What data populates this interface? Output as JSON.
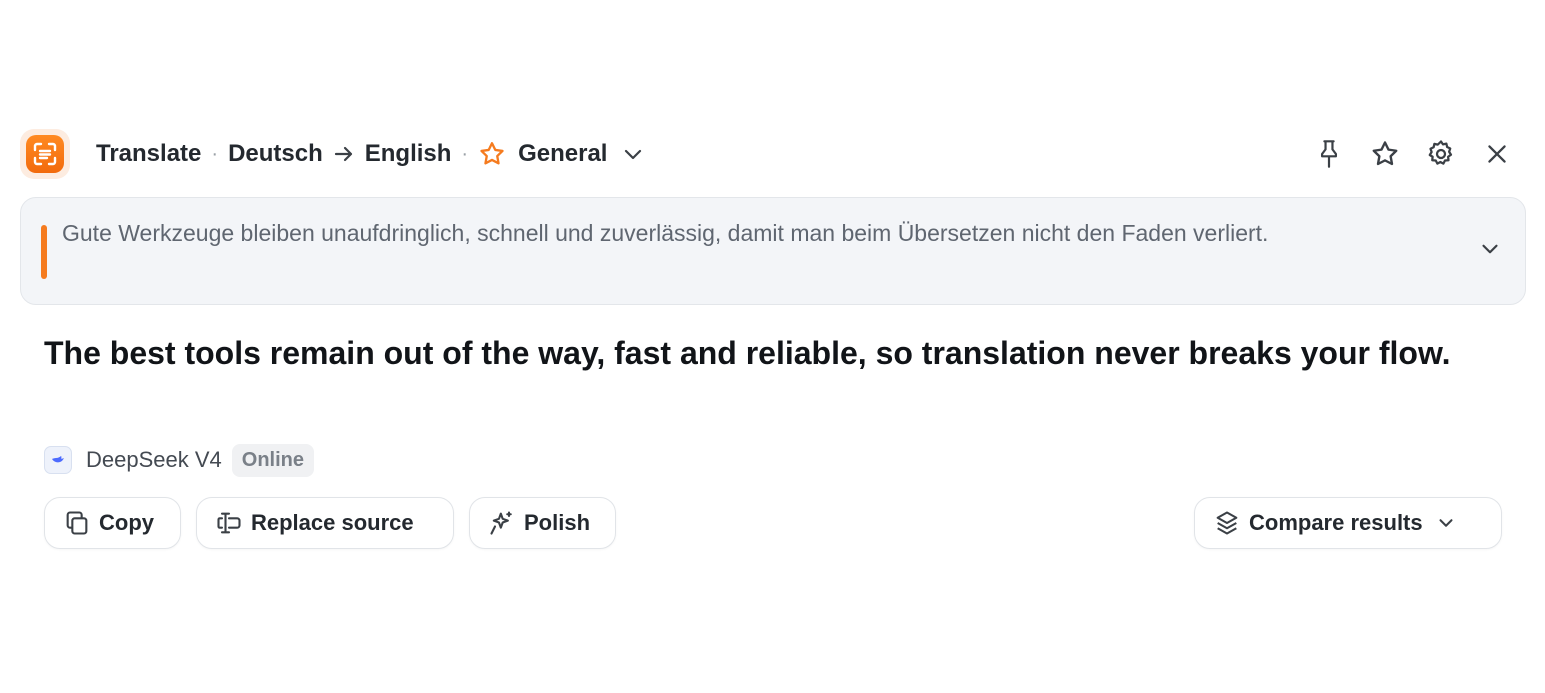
{
  "header": {
    "mode": "Translate",
    "source_lang": "Deutsch",
    "target_lang": "English",
    "profile": "General",
    "icons": [
      "pin-icon",
      "star-icon",
      "gear-icon",
      "close-icon"
    ]
  },
  "source": {
    "text": "Gute Werkzeuge bleiben unaufdringlich, schnell und zuverlässig, damit man beim Übersetzen nicht den Faden verliert."
  },
  "result": {
    "text": "The best tools remain out of the way, fast and reliable, so translation never breaks your flow."
  },
  "model": {
    "name": "DeepSeek V4",
    "status": "Online"
  },
  "actions": {
    "copy": "Copy",
    "replace_source": "Replace source",
    "polish": "Polish",
    "compare": "Compare results"
  },
  "colors": {
    "accent": "#f57b1f",
    "source_bg": "#f3f5f8",
    "text": "#111418"
  }
}
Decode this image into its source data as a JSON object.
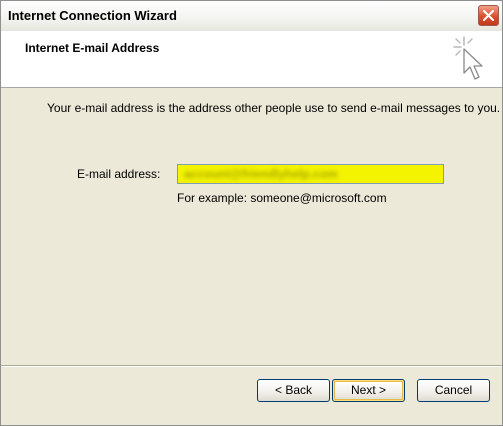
{
  "window": {
    "title": "Internet Connection Wizard"
  },
  "header": {
    "title": "Internet E-mail Address"
  },
  "content": {
    "intro": "Your e-mail address is the address other people use to send e-mail messages to you.",
    "email_label": "E-mail address:",
    "email_value": "account@friendlyhelp.com",
    "example": "For example: someone@microsoft.com"
  },
  "buttons": {
    "back": "< Back",
    "next": "Next >",
    "cancel": "Cancel"
  },
  "colors": {
    "highlight": "#f4f400",
    "titlebar": "#f3f3f0",
    "close": "#d9502e"
  },
  "icons": {
    "close": "close-icon",
    "wizard": "wizard-cursor-icon"
  }
}
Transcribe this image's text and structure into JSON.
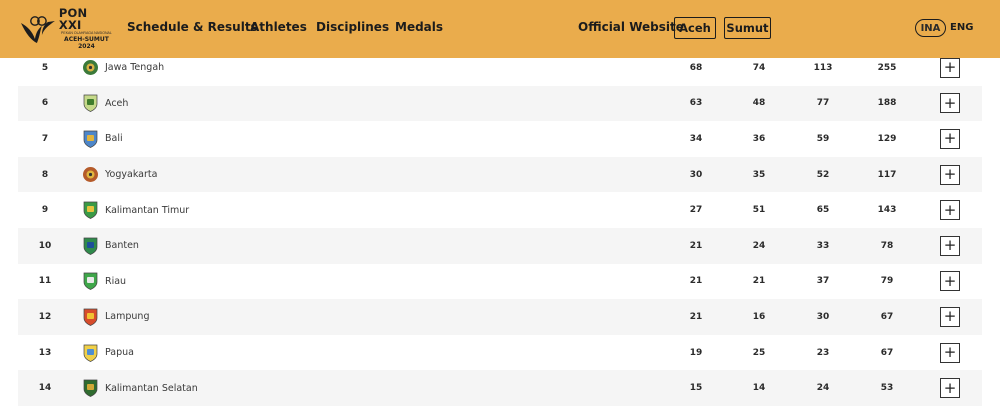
{
  "header": {
    "logo": {
      "title": "PON XXI",
      "subtitle": "PEKAN OLAHRAGA NASIONAL",
      "line1": "ACEH-SUMUT",
      "line2": "2024"
    },
    "nav": [
      {
        "label": "Schedule & Results"
      },
      {
        "label": "Athletes"
      },
      {
        "label": "Disciplines"
      },
      {
        "label": "Medals"
      }
    ],
    "official_label": "Official Website",
    "sites": [
      {
        "label": "Aceh"
      },
      {
        "label": "Sumut"
      }
    ],
    "lang_active": "INA",
    "lang_other": "ENG"
  },
  "colors": {
    "header_bg": "#eaac4c",
    "row_shade": "#f5f5f5"
  },
  "rows": [
    {
      "rank": "5",
      "province": "Jawa Tengah",
      "gold": "68",
      "silver": "74",
      "bronze": "113",
      "total": "255",
      "crest": "central-java-crest-icon",
      "expand": "+"
    },
    {
      "rank": "6",
      "province": "Aceh",
      "gold": "63",
      "silver": "48",
      "bronze": "77",
      "total": "188",
      "crest": "aceh-crest-icon",
      "expand": "+"
    },
    {
      "rank": "7",
      "province": "Bali",
      "gold": "34",
      "silver": "36",
      "bronze": "59",
      "total": "129",
      "crest": "bali-crest-icon",
      "expand": "+"
    },
    {
      "rank": "8",
      "province": "Yogyakarta",
      "gold": "30",
      "silver": "35",
      "bronze": "52",
      "total": "117",
      "crest": "yogyakarta-crest-icon",
      "expand": "+"
    },
    {
      "rank": "9",
      "province": "Kalimantan Timur",
      "gold": "27",
      "silver": "51",
      "bronze": "65",
      "total": "143",
      "crest": "east-kalimantan-crest-icon",
      "expand": "+"
    },
    {
      "rank": "10",
      "province": "Banten",
      "gold": "21",
      "silver": "24",
      "bronze": "33",
      "total": "78",
      "crest": "banten-crest-icon",
      "expand": "+"
    },
    {
      "rank": "11",
      "province": "Riau",
      "gold": "21",
      "silver": "21",
      "bronze": "37",
      "total": "79",
      "crest": "riau-crest-icon",
      "expand": "+"
    },
    {
      "rank": "12",
      "province": "Lampung",
      "gold": "21",
      "silver": "16",
      "bronze": "30",
      "total": "67",
      "crest": "lampung-crest-icon",
      "expand": "+"
    },
    {
      "rank": "13",
      "province": "Papua",
      "gold": "19",
      "silver": "25",
      "bronze": "23",
      "total": "67",
      "crest": "papua-crest-icon",
      "expand": "+"
    },
    {
      "rank": "14",
      "province": "Kalimantan Selatan",
      "gold": "15",
      "silver": "14",
      "bronze": "24",
      "total": "53",
      "crest": "south-kalimantan-crest-icon",
      "expand": "+"
    }
  ]
}
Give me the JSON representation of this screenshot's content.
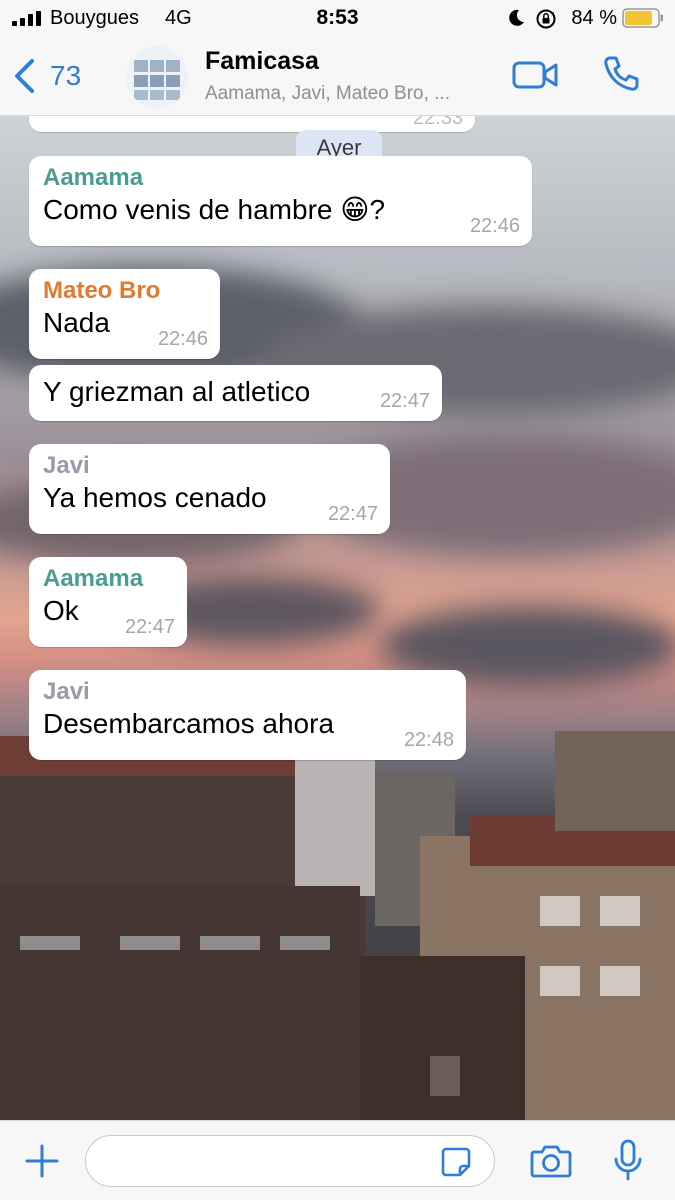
{
  "status_bar": {
    "carrier": "Bouygues",
    "network": "4G",
    "time": "8:53",
    "battery_percent": "84 %",
    "battery_level": 0.84,
    "icons": [
      "signal-icon",
      "moon-icon",
      "rotation-lock-icon",
      "battery-icon"
    ]
  },
  "header": {
    "back_count": "73",
    "title": "Famicasa",
    "subtitle": "Aamama, Javi, Mateo Bro, ...",
    "icons": [
      "back-chevron-icon",
      "group-avatar",
      "video-camera-icon",
      "phone-icon"
    ]
  },
  "chat": {
    "partial_top_timestamp": "22:33",
    "day_separator": "Ayer",
    "messages": [
      {
        "sender": "Aamama",
        "sender_color": "#4a9d8f",
        "text": "Como venis de hambre 😁?",
        "time": "22:46"
      },
      {
        "sender": "Mateo Bro",
        "sender_color": "#e07a2f",
        "text": "Nada",
        "time": "22:46"
      },
      {
        "sender": "",
        "text": "Y griezman al atletico",
        "time": "22:47"
      },
      {
        "sender": "Javi",
        "sender_color": "#9b9aa8",
        "text": "Ya hemos cenado",
        "time": "22:47"
      },
      {
        "sender": "Aamama",
        "sender_color": "#4a9d8f",
        "text": "Ok",
        "time": "22:47"
      },
      {
        "sender": "Javi",
        "sender_color": "#9b9aa8",
        "text": "Desembarcamos ahora",
        "time": "22:48"
      }
    ]
  },
  "input_bar": {
    "message_value": "",
    "icons": [
      "plus-icon",
      "sticker-icon",
      "camera-icon",
      "microphone-icon"
    ]
  },
  "colors": {
    "accent": "#2f7dd6",
    "bar_background": "#f7f7f7",
    "bubble_background": "#ffffff",
    "timestamp": "#a6a6a6"
  }
}
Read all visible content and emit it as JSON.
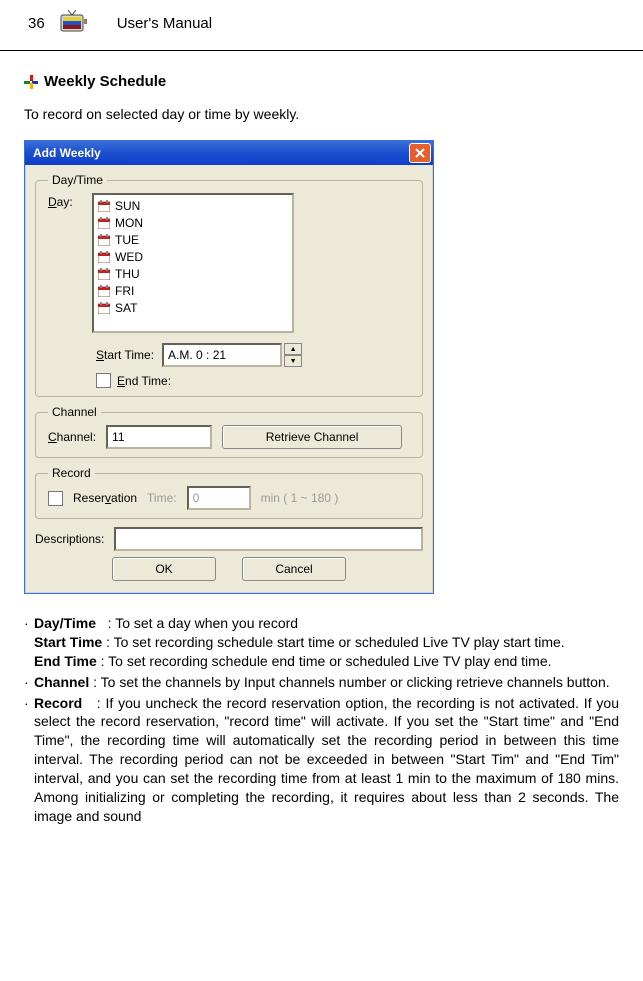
{
  "header": {
    "pageNumber": "36",
    "manual": "User's Manual"
  },
  "section": {
    "title": "Weekly Schedule",
    "intro": "To record on selected day or time by weekly."
  },
  "dialog": {
    "title": "Add Weekly",
    "groups": {
      "daytime": "Day/Time",
      "channel": "Channel",
      "record": "Record"
    },
    "labels": {
      "dayPrefixU": "D",
      "daySuffix": "ay:",
      "startPrefixU": "S",
      "startSuffix": "tart Time:",
      "endPrefixU": "E",
      "endSuffix": "nd Time:",
      "channelPrefixU": "C",
      "channelSuffix": "hannel:",
      "reservPrefix": "Reser",
      "reservU": "v",
      "reservSuffix": "ation",
      "timeLabel": "Time:",
      "minHint": "min ( 1 ~ 180 )",
      "descriptions": "Descriptions:"
    },
    "days": [
      "SUN",
      "MON",
      "TUE",
      "WED",
      "THU",
      "FRI",
      "SAT"
    ],
    "startTimeValue": "A.M. 0 : 21",
    "channelValue": "11",
    "retrieveBtn": "Retrieve Channel",
    "recordTimeValue": "0",
    "ok": "OK",
    "cancel": "Cancel"
  },
  "definitions": [
    {
      "term": "Day/Time",
      "main": ": To set a day when you record",
      "sub": [
        {
          "bold": "Start Time",
          "text": " : To set recording schedule start time or scheduled Live TV play start time."
        },
        {
          "bold": "End Time",
          "text": " : To set recording schedule end time or scheduled Live TV play end time."
        }
      ]
    },
    {
      "term": "Channel",
      "main": " : To set the channels by Input channels number or clicking retrieve channels button."
    },
    {
      "term": "Record",
      "main": " : If you uncheck the record reservation option, the recording is not activated.  If you select the record reservation, \"record time\" will activate.  If you set the \"Start time\" and \"End Time\", the recording time will automatically set the recording period in between this time interval.  The recording period can not be exceeded in between \"Start Tim\" and \"End Tim\" interval, and you can set the recording time from at least 1 min to the maximum of 180 mins.  Among initializing or completing the recording, it requires about less than 2 seconds.  The image and sound"
    }
  ]
}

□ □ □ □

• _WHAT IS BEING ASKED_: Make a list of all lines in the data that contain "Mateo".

• _EXPECTED ANSWER_:
    "subtitle": "Aamama, Javi, Mateo Bro, ...",
        "sender": "Mateo Bro",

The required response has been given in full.